The bi-partisan leaders of the US Senate reached an agreement yesterday to end the fiscal impasse and to increase the government’s borrowing authority. The Senate and House of Representatives still had to vote on it.
The agreement would end the 16-day government shutdown and allow the US to continue borrowing, but it sets up another round of confrontations early next year.
“The compromise we reached will provide our economy with the stability it desperately needs,” Senate majority leader Harry Reid said.
The agreement concludes a four-week stand-off that began with Republicans demanding defunding of President Barack Obama’s 2010 health-care law, and objecting to raising the debt limit and funding the government without policy concessions. They achieved almost none of those goals.
“This is far less than many of us had hoped for, frankly, but it’s far better than what some had sought,” said Mitch McConnell, the Senate minority leader, who said the bill retained Republican-preferred spending levels.
The framework negotiated by Reid and McConnell would fund the government at those Republican-backed levels to January 15 next year and suspend the debt limit until February 7, setting up another round of disputes.
The Standard & Poor’s 500 index had risen 1.2 percent to 1 717.67 by just before 1pm in New York, after sliding 0.7 percent on Tuesday.

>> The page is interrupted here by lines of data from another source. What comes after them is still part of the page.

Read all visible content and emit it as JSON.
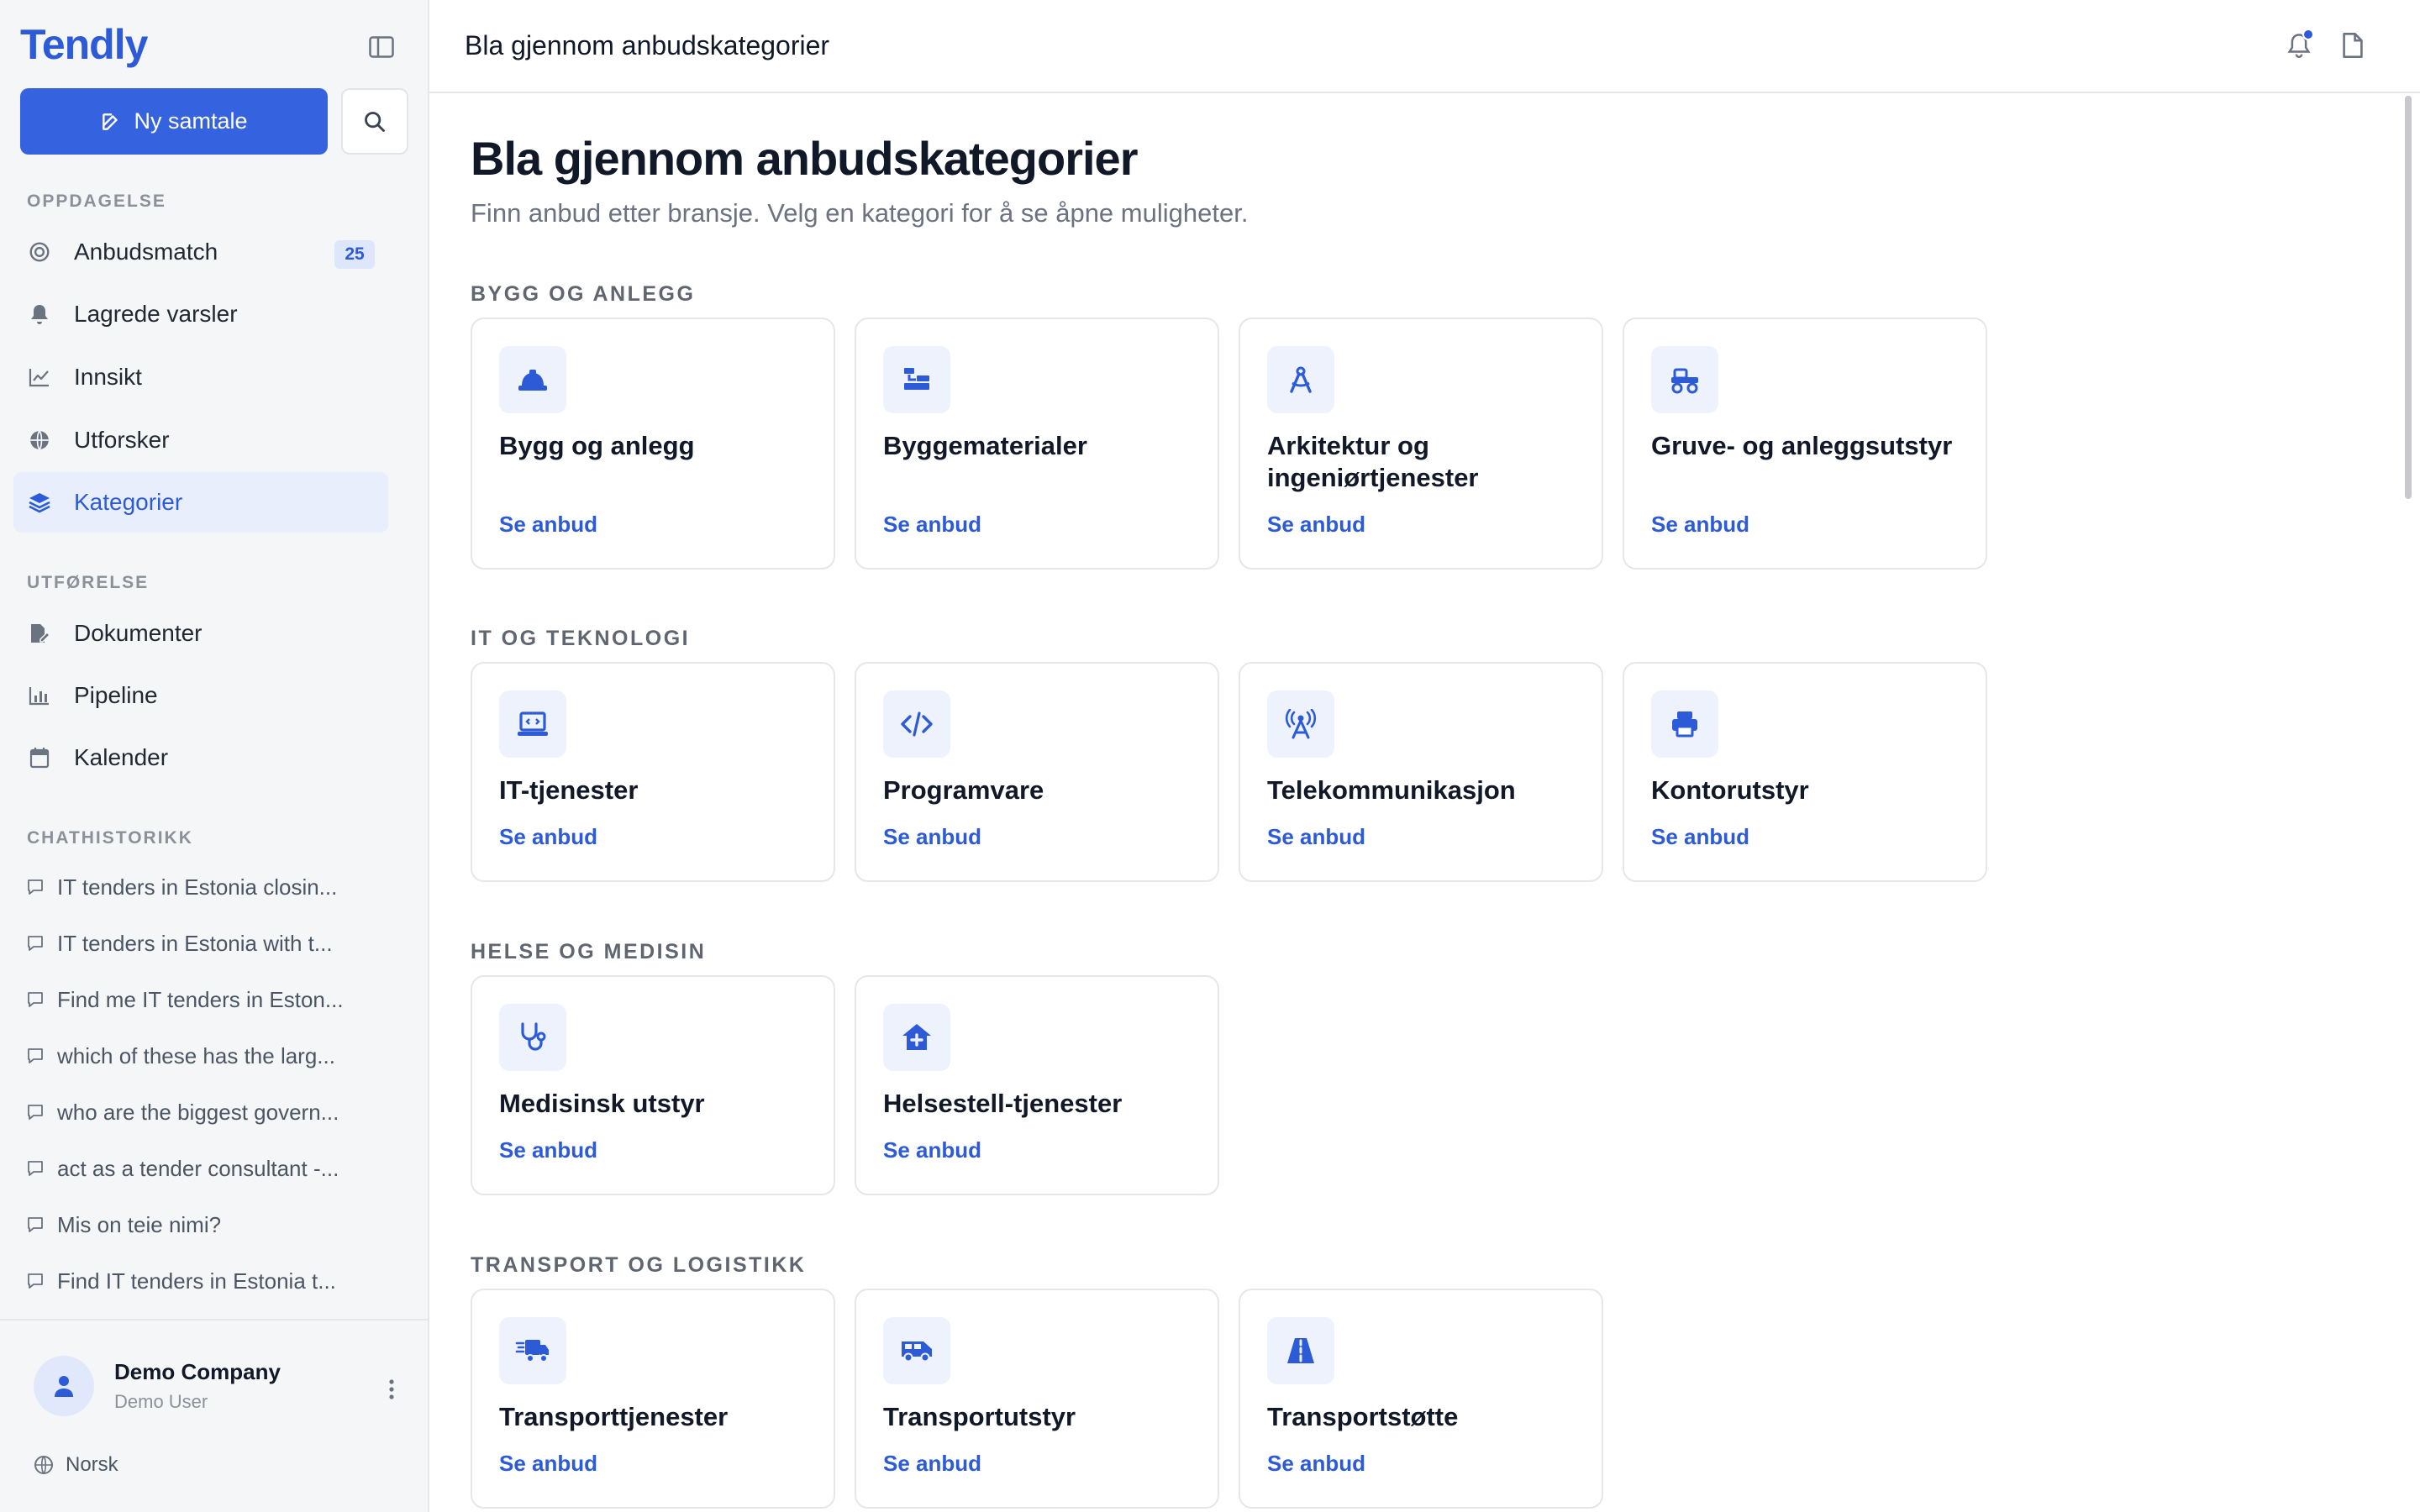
{
  "app": {
    "logo": "Tendly"
  },
  "sidebar": {
    "new_chat_label": "Ny samtale",
    "sections": {
      "discovery": "OPPDAGELSE",
      "execution": "UTFØRELSE",
      "history": "CHATHISTORIKK"
    },
    "discovery_items": [
      {
        "label": "Anbudsmatch",
        "icon": "target-icon",
        "badge": "25"
      },
      {
        "label": "Lagrede varsler",
        "icon": "bell-icon"
      },
      {
        "label": "Innsikt",
        "icon": "trend-icon"
      },
      {
        "label": "Utforsker",
        "icon": "globe-icon"
      },
      {
        "label": "Kategorier",
        "icon": "layers-icon",
        "active": true
      }
    ],
    "execution_items": [
      {
        "label": "Dokumenter",
        "icon": "document-icon"
      },
      {
        "label": "Pipeline",
        "icon": "bar-chart-icon"
      },
      {
        "label": "Kalender",
        "icon": "calendar-icon"
      }
    ],
    "chats": [
      "IT tenders in Estonia closin...",
      "IT tenders in Estonia with t...",
      "Find me IT tenders in Eston...",
      "which of these has the larg...",
      "who are the biggest govern...",
      "act as a tender consultant -...",
      "Mis on teie nimi?",
      "Find IT tenders in Estonia t..."
    ],
    "footer": {
      "company": "Demo Company",
      "user": "Demo User",
      "language": "Norsk"
    }
  },
  "header": {
    "title": "Bla gjennom anbudskategorier"
  },
  "main": {
    "title": "Bla gjennom anbudskategorier",
    "subtitle": "Finn anbud etter bransje. Velg en kategori for å se åpne muligheter.",
    "link_label": "Se anbud",
    "categories": [
      {
        "heading": "BYGG OG ANLEGG",
        "cards": [
          {
            "title": "Bygg og anlegg",
            "icon": "hard-hat-icon"
          },
          {
            "title": "Byggematerialer",
            "icon": "materials-icon"
          },
          {
            "title": "Arkitektur og ingeniørtjenester",
            "icon": "compass-icon"
          },
          {
            "title": "Gruve- og anleggsutstyr",
            "icon": "excavator-icon"
          }
        ]
      },
      {
        "heading": "IT OG TEKNOLOGI",
        "cards": [
          {
            "title": "IT-tjenester",
            "icon": "laptop-icon"
          },
          {
            "title": "Programvare",
            "icon": "code-icon"
          },
          {
            "title": "Telekommunikasjon",
            "icon": "antenna-icon"
          },
          {
            "title": "Kontorutstyr",
            "icon": "printer-icon"
          }
        ]
      },
      {
        "heading": "HELSE OG MEDISIN",
        "cards": [
          {
            "title": "Medisinsk utstyr",
            "icon": "stethoscope-icon"
          },
          {
            "title": "Helsestell-tjenester",
            "icon": "house-medical-icon"
          }
        ]
      },
      {
        "heading": "TRANSPORT OG LOGISTIKK",
        "cards": [
          {
            "title": "Transporttjenester",
            "icon": "truck-fast-icon"
          },
          {
            "title": "Transportutstyr",
            "icon": "van-icon"
          },
          {
            "title": "Transportstøtte",
            "icon": "road-icon"
          }
        ]
      }
    ]
  },
  "colors": {
    "accent": "#3563e0",
    "link": "#2d5bd8",
    "icon_bg": "#eef2fc"
  }
}
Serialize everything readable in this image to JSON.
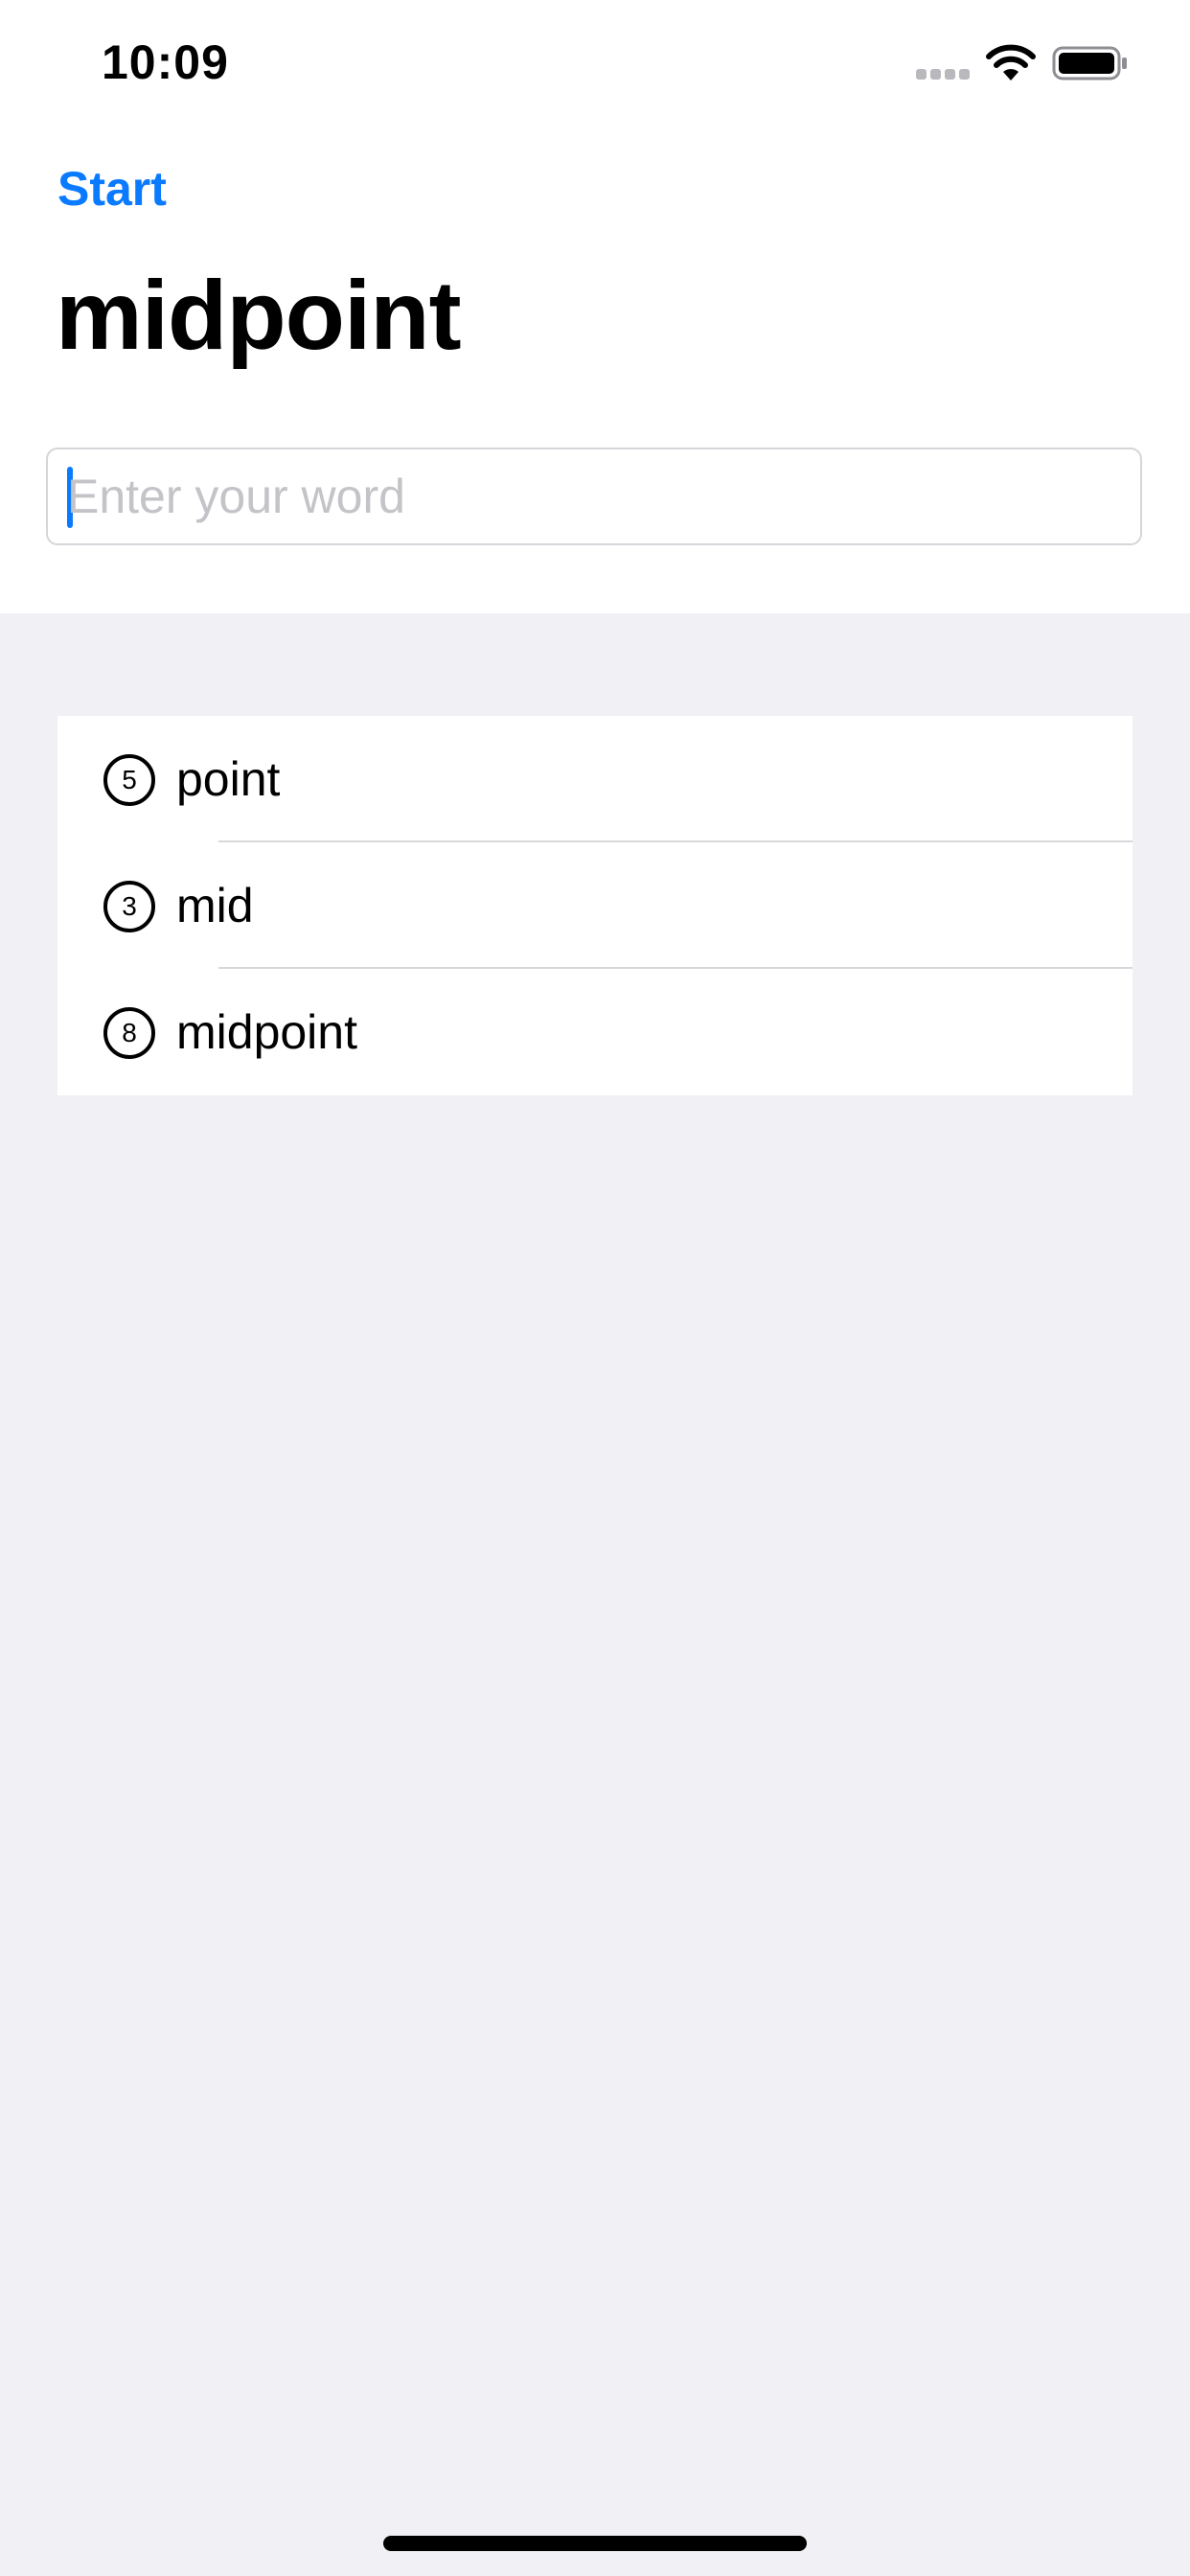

Rates on treasury bills maturing in the next six weeks fell amid optimism legislators would resolve the impasse. Rates on $120 billion (R1.2 trillion) of bills maturing today rose as high as 0.36 percent on Tuesday before dropping to 0.13 percent.
One-month rates had fallen 7 basis points to 0.27 percent by 10.14am in New York after touching 0.45 percent – the highest since October 2008. The benchmark 10-year yield rose 2 basis points to 2.75 percent, according to Bloomberg data.
Republicans “left everything on the table” by pursuing a wrong-headed strategy, South Carolina Senator Lindsey Graham said yesterday. “We took some bread crumbs and left the entire mill on the table,” he said. “This has been a very bad two weeks for the Republican brand.”
The Senate agreement trades pressing and already missed payment deadlines for new ones over the next four months. The Treasury would be allowed to use so-called extraordinary measures to delay default for about another month beyond February 7, said a Senate Democratic aide who spoke on condition of anonymity.
The Senate accord included a Republican-backed provision to tighten income verification rules for people receiving health insurance subsidies, two Senate Democratic aides said. The deal would exclude a health-law provision that would delay a reinsurance fee on group health plans. – Bloomberg